───── Data extracts
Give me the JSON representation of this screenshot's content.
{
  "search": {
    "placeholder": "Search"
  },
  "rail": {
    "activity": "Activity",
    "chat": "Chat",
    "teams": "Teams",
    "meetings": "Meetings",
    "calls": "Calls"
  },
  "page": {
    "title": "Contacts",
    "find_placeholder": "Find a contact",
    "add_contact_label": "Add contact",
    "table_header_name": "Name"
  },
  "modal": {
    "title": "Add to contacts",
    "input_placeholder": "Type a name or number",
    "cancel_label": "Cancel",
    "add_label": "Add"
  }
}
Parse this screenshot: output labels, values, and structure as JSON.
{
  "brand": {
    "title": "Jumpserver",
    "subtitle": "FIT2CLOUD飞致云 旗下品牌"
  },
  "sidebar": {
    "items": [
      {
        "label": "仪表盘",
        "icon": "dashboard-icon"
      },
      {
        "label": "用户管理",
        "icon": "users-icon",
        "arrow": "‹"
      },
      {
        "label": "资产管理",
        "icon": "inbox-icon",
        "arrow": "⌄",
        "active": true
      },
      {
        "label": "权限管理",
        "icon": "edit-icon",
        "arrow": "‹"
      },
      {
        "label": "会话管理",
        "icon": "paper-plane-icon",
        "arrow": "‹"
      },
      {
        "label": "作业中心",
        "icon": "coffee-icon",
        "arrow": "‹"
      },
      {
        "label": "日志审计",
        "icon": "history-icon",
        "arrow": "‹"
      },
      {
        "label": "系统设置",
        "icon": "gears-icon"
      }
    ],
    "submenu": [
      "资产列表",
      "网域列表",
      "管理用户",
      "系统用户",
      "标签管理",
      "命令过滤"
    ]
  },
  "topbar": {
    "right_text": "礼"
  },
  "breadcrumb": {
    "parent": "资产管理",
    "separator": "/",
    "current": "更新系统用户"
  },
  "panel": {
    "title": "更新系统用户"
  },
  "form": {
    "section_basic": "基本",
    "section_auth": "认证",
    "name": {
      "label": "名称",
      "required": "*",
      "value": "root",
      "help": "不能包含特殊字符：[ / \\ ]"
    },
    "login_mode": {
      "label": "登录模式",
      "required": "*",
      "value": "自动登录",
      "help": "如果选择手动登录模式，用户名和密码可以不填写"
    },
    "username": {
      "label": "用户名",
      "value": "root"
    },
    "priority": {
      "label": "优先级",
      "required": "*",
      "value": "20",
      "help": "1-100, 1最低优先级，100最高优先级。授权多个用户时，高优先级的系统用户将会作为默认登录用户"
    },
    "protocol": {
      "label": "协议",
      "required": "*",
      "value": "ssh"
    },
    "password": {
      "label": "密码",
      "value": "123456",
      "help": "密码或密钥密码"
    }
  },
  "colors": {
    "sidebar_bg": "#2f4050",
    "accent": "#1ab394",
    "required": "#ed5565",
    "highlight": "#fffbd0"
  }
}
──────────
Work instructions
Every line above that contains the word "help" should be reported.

Answer to this problem
      "help": "不能包含特殊字符：[ / \\ ]"
      "help": "如果选择手动登录模式，用户名和密码可以不填写"
      "help": "1-100, 1最低优先级，100最高优先级。授权多个用户时，高优先级的系统用户将会作为默认登录用户"
      "help": "密码或密钥密码"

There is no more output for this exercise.